Following the "highly likely" meltdown of the uranium rods at the Fukushima Daiichi power plant, the French nuclear safety organization is accusing Japan of downplaying the importance of the crisis.
André-Claude Lacoste, president of France's national organization for nuclear safety—Institut de Radioprotection et de Sûreté Nucléaire—says that Japan may be underplaying the importance of the crisis, pointing out that we are "at least on level 5 and perhaps even level 6." Lacoste says that, despite what the the IAEA is saying, a potential Chernobyl cannot be ruled out. The IRSN is responsible for the safety of 58 nuclear reactors in French soil—three times more reactors than Japan.
An example of a level 5 nuclear event was the March 28, 1979 Three Mile Island in Harrisburg, PA, where design and operation errors lead to partial exposure of nuclear fuel rods and partial meltdown. As a result, radioactive gases were released to the atmosphere.
Impact on People and Environment
• Limited release of radioactive material likely to require implementation of some planned countermeasures.
• Several deaths from radiation.
Impact on Radiological Barriers and Control
• Severe damage to reactor core.
• Release of large quantities of radioactive material within an installation with a high probability of significant public exposure. This could arise from a major criticality accident or fire.

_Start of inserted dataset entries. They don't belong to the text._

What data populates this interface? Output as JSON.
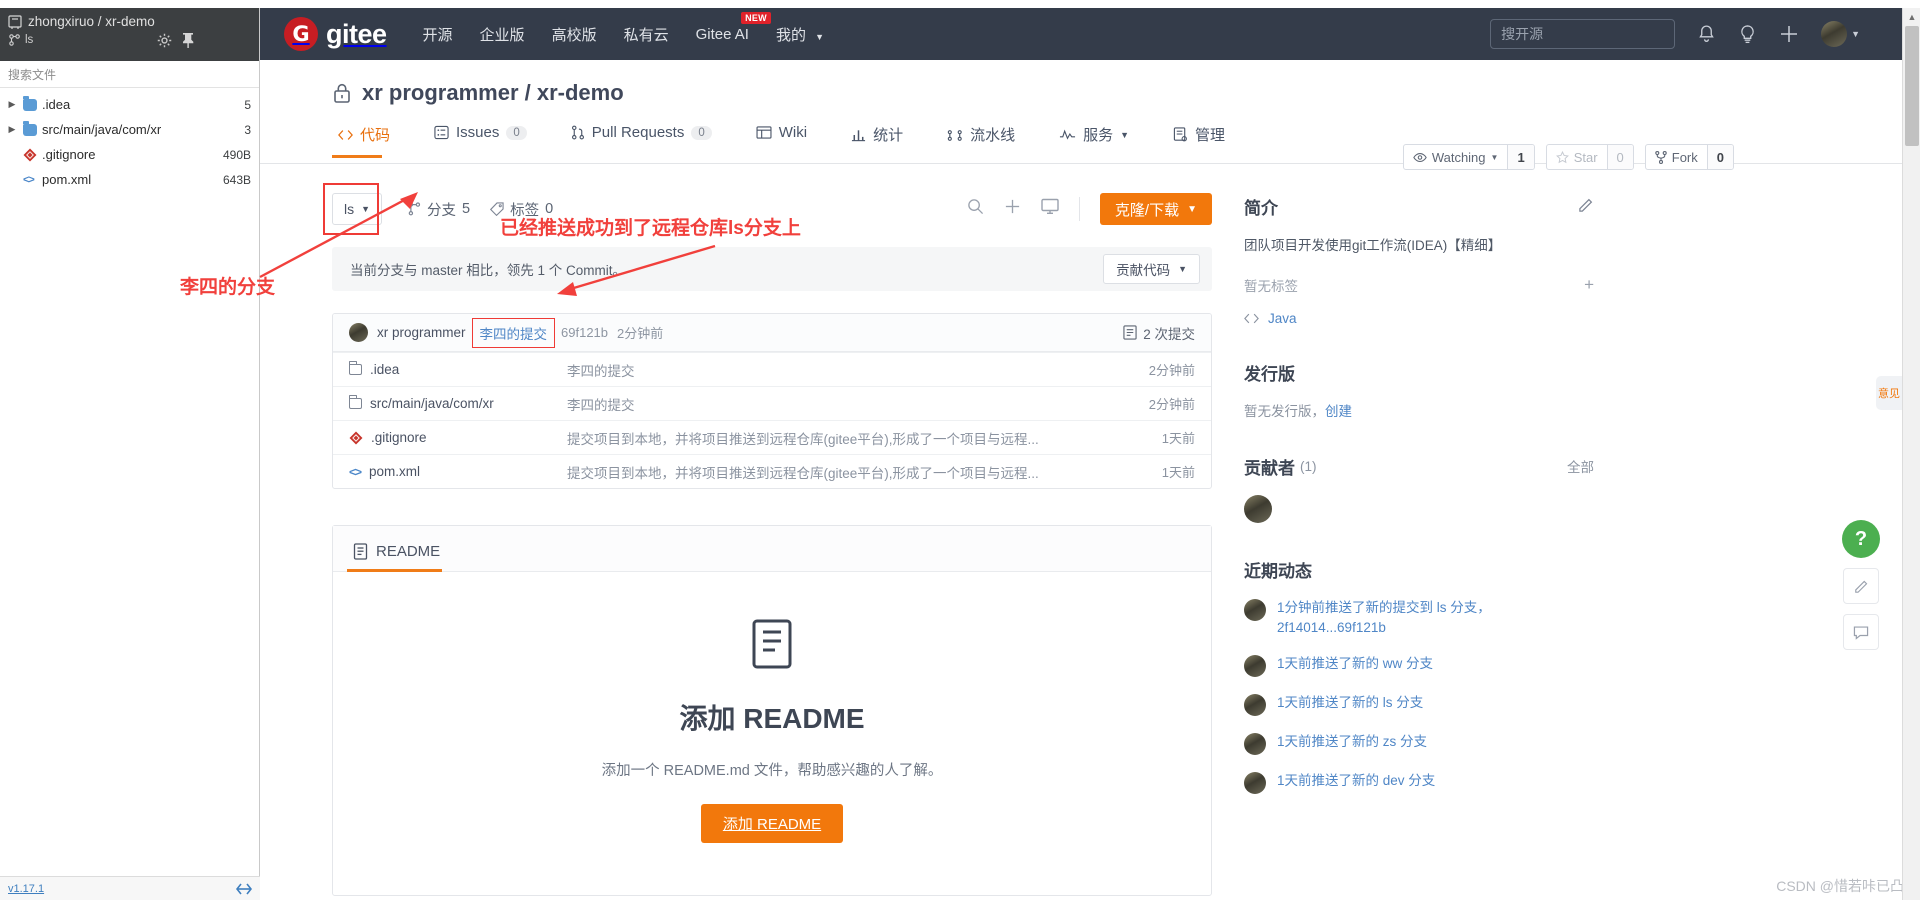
{
  "ide": {
    "repo_path": "zhongxiruo / xr-demo",
    "branch": "ls",
    "search_placeholder": "搜索文件",
    "tree": [
      {
        "name": ".idea",
        "size": "5",
        "type": "folder",
        "expandable": true
      },
      {
        "name": "src/main/java/com/xr",
        "size": "3",
        "type": "folder",
        "expandable": true
      },
      {
        "name": ".gitignore",
        "size": "490B",
        "type": "git",
        "expandable": false
      },
      {
        "name": "pom.xml",
        "size": "643B",
        "type": "xml",
        "expandable": false
      }
    ],
    "version": "v1.17.1"
  },
  "header": {
    "logo_text": "gitee",
    "logo_mark": "G",
    "nav": [
      {
        "label": "开源",
        "badge": ""
      },
      {
        "label": "企业版",
        "badge": ""
      },
      {
        "label": "高校版",
        "badge": ""
      },
      {
        "label": "私有云",
        "badge": ""
      },
      {
        "label": "Gitee AI",
        "badge": "NEW"
      },
      {
        "label": "我的",
        "badge": ""
      }
    ],
    "search_placeholder": "搜开源",
    "icons": [
      "bell-icon",
      "lightbulb-icon",
      "plus-icon",
      "avatar"
    ]
  },
  "repo": {
    "owner": "xr programmer",
    "name": "xr-demo",
    "full_title": "xr programmer / xr-demo",
    "private": true,
    "actions": [
      {
        "label": "Watching",
        "count": "1",
        "icon": "eye-icon",
        "disabled": false
      },
      {
        "label": "Star",
        "count": "0",
        "icon": "star-icon",
        "disabled": true
      },
      {
        "label": "Fork",
        "count": "0",
        "icon": "fork-icon",
        "disabled": false
      }
    ],
    "tabs": [
      {
        "label": "代码",
        "count": "",
        "icon": "code-icon",
        "active": true
      },
      {
        "label": "Issues",
        "count": "0",
        "icon": "issue-icon",
        "active": false
      },
      {
        "label": "Pull Requests",
        "count": "0",
        "icon": "pr-icon",
        "active": false
      },
      {
        "label": "Wiki",
        "count": "",
        "icon": "wiki-icon",
        "active": false
      },
      {
        "label": "统计",
        "count": "",
        "icon": "stats-icon",
        "active": false
      },
      {
        "label": "流水线",
        "count": "",
        "icon": "pipeline-icon",
        "active": false
      },
      {
        "label": "服务",
        "count": "",
        "icon": "service-icon",
        "active": false,
        "caret": true
      },
      {
        "label": "管理",
        "count": "",
        "icon": "manage-icon",
        "active": false
      }
    ]
  },
  "branch_bar": {
    "current_branch": "ls",
    "branches_label": "分支",
    "branches_count": "5",
    "tags_label": "标签",
    "tags_count": "0",
    "clone_label": "克隆/下载",
    "icons": [
      "search-icon",
      "plus-icon",
      "monitor-icon"
    ]
  },
  "ahead_bar": {
    "text": "当前分支与 master 相比，领先 1 个 Commit。",
    "contribute_label": "贡献代码"
  },
  "files": {
    "commit_author": "xr programmer",
    "commit_message": "李四的提交",
    "commit_sha": "69f121b",
    "commit_time": "2分钟前",
    "commit_count_label": "2 次提交",
    "rows": [
      {
        "name": ".idea",
        "type": "folder",
        "message": "李四的提交",
        "time": "2分钟前"
      },
      {
        "name": "src/main/java/com/xr",
        "type": "folder",
        "message": "李四的提交",
        "time": "2分钟前"
      },
      {
        "name": ".gitignore",
        "type": "git",
        "message": "提交项目到本地，并将项目推送到远程仓库(gitee平台),形成了一个项目与远程...",
        "time": "1天前"
      },
      {
        "name": "pom.xml",
        "type": "xml",
        "message": "提交项目到本地，并将项目推送到远程仓库(gitee平台),形成了一个项目与远程...",
        "time": "1天前"
      }
    ]
  },
  "readme": {
    "tab_label": "README",
    "title": "添加 README",
    "subtitle": "添加一个 README.md 文件，帮助感兴趣的人了解。",
    "button_label": "添加 README"
  },
  "sidebar": {
    "intro_title": "简介",
    "intro_desc": "团队项目开发使用git工作流(IDEA)【精细】",
    "no_tags": "暂无标签",
    "language": "Java",
    "release_title": "发行版",
    "release_note_prefix": "暂无发行版，",
    "release_note_link": "创建",
    "contributors_title": "贡献者",
    "contributors_count": "(1)",
    "contributors_all": "全部",
    "activity_title": "近期动态",
    "activities": [
      {
        "text": "1分钟前推送了新的提交到 ls 分支，2f14014...69f121b"
      },
      {
        "text": "1天前推送了新的 ww 分支"
      },
      {
        "text": "1天前推送了新的 ls 分支"
      },
      {
        "text": "1天前推送了新的 zs 分支"
      },
      {
        "text": "1天前推送了新的 dev 分支"
      }
    ]
  },
  "annotations": {
    "left_note": "李四的分支",
    "top_note": "已经推送成功到了远程仓库ls分支上"
  },
  "floating": {
    "pill_label": "意见",
    "help_label": "?",
    "buttons": [
      "edit-icon",
      "comment-icon"
    ]
  },
  "watermark": "CSDN @惜若咔已凸"
}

After keeping the crisis management at the national level, the Japanese government is now asking for help from the IAEA (International Atomic Energy Agency), according to Yukiya Amano, director of the United Nations atomic organization. Amano says that it can't go up to a level 7 because the reactor design makes this extreme case impossible.